Problem details:
The required lines are those that contain "Italian"; pull them out of the data and copy them.

Records from a data collection:

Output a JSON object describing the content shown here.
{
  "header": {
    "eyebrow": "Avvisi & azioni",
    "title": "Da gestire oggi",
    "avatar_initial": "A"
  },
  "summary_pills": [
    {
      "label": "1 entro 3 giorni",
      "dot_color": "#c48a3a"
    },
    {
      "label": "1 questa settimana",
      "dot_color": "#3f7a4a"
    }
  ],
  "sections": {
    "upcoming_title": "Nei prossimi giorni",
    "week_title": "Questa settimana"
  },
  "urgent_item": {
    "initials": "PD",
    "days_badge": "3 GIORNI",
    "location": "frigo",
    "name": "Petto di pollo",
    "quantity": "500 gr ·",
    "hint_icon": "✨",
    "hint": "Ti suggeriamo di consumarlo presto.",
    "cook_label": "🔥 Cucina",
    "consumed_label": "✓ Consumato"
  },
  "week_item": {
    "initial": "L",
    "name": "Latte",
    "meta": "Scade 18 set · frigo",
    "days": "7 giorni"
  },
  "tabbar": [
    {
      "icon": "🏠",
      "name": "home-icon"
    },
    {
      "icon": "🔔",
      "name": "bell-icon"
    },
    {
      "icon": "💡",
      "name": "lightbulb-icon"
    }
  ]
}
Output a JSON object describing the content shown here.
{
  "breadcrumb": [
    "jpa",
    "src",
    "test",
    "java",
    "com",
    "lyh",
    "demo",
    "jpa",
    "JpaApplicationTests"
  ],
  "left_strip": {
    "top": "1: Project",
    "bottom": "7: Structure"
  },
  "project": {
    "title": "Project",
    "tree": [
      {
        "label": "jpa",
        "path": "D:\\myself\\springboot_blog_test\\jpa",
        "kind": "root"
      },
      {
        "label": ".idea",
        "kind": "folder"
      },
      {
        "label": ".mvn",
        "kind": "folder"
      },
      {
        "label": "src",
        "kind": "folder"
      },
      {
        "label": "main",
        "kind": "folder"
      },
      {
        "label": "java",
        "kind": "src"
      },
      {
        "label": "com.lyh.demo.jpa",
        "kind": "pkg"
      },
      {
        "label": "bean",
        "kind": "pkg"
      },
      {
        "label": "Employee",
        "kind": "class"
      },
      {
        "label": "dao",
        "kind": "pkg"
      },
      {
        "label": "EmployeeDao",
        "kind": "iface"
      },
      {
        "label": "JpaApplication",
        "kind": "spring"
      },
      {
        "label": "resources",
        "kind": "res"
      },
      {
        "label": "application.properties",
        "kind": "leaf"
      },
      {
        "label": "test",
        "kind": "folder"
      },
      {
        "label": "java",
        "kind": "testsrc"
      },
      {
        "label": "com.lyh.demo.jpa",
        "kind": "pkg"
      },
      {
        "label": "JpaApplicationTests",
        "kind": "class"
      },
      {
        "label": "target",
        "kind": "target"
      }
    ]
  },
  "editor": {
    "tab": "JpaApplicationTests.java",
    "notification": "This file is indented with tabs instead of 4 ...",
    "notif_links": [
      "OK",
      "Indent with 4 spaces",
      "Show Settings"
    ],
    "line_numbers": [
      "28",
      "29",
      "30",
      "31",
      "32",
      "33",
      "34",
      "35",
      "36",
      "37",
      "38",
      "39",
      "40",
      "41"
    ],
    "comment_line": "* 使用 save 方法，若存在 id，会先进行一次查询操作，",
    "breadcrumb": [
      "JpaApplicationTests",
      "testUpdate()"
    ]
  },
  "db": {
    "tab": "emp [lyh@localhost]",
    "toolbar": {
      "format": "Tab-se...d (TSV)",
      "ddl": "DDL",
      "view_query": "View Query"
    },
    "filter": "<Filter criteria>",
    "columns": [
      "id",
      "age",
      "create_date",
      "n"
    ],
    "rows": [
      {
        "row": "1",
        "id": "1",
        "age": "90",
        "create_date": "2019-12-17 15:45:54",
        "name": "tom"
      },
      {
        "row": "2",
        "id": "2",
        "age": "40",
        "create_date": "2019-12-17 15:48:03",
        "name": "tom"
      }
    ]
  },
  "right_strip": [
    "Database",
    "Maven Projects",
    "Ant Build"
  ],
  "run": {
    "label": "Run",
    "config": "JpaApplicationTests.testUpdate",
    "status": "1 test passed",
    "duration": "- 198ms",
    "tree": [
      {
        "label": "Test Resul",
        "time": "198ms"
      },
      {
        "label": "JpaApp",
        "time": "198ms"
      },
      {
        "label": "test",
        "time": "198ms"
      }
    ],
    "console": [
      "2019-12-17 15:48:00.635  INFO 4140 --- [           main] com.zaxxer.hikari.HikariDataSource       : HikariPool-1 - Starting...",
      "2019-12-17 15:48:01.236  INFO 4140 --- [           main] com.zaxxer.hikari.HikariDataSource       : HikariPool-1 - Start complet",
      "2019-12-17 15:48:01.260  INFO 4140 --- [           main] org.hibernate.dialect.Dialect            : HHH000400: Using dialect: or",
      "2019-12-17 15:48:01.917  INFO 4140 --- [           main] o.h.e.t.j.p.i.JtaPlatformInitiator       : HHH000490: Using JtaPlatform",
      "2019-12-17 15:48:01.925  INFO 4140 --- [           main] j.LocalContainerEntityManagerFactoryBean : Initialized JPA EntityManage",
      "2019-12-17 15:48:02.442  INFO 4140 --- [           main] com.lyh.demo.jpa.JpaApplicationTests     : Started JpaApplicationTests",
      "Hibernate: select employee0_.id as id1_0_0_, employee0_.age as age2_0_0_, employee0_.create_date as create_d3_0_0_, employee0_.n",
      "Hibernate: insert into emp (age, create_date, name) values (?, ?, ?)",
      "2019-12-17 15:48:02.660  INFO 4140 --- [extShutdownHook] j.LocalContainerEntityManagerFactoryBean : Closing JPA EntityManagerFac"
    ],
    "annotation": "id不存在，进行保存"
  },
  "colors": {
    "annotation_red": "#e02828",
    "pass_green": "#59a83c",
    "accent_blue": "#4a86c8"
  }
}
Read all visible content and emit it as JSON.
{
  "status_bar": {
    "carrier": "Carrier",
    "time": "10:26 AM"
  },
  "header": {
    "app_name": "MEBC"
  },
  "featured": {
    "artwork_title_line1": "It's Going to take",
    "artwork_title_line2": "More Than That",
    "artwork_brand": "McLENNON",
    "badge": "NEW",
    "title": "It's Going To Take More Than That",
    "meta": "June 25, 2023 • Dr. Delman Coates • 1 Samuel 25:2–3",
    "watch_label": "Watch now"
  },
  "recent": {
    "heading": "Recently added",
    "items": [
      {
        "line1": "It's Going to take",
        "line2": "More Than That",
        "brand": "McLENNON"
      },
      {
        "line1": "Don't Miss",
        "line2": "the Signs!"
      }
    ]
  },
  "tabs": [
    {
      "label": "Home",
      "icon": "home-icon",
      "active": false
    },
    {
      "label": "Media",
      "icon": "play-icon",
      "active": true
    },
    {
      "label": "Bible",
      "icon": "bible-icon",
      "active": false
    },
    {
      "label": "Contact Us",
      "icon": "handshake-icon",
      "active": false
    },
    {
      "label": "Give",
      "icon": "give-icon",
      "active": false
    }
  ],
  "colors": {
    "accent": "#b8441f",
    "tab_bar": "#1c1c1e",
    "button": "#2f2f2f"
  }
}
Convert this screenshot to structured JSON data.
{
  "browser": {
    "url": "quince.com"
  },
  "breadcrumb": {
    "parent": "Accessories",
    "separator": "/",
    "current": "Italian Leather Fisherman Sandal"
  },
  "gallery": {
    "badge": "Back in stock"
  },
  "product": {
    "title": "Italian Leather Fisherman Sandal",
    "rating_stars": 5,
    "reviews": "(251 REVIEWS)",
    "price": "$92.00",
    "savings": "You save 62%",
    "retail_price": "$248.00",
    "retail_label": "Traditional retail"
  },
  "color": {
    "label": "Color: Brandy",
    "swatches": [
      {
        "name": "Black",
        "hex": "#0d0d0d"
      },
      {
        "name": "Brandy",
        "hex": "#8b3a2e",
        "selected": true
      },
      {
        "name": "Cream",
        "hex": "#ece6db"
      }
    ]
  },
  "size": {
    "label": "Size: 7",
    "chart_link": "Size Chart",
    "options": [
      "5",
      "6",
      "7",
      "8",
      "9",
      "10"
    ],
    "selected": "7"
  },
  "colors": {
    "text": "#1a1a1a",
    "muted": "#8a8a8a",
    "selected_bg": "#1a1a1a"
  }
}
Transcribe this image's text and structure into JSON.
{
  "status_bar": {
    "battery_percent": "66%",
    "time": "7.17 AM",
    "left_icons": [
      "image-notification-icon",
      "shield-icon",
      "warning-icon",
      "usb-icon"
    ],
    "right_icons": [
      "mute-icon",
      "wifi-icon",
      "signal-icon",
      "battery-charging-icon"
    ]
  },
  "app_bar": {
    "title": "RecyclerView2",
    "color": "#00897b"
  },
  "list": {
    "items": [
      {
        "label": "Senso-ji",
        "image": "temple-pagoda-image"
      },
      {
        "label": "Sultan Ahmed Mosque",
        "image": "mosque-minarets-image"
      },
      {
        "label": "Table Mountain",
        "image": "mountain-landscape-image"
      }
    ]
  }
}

Response to the task:
    "current": "Italian Leather Fisherman Sandal"
    "title": "Italian Leather Fisherman Sandal",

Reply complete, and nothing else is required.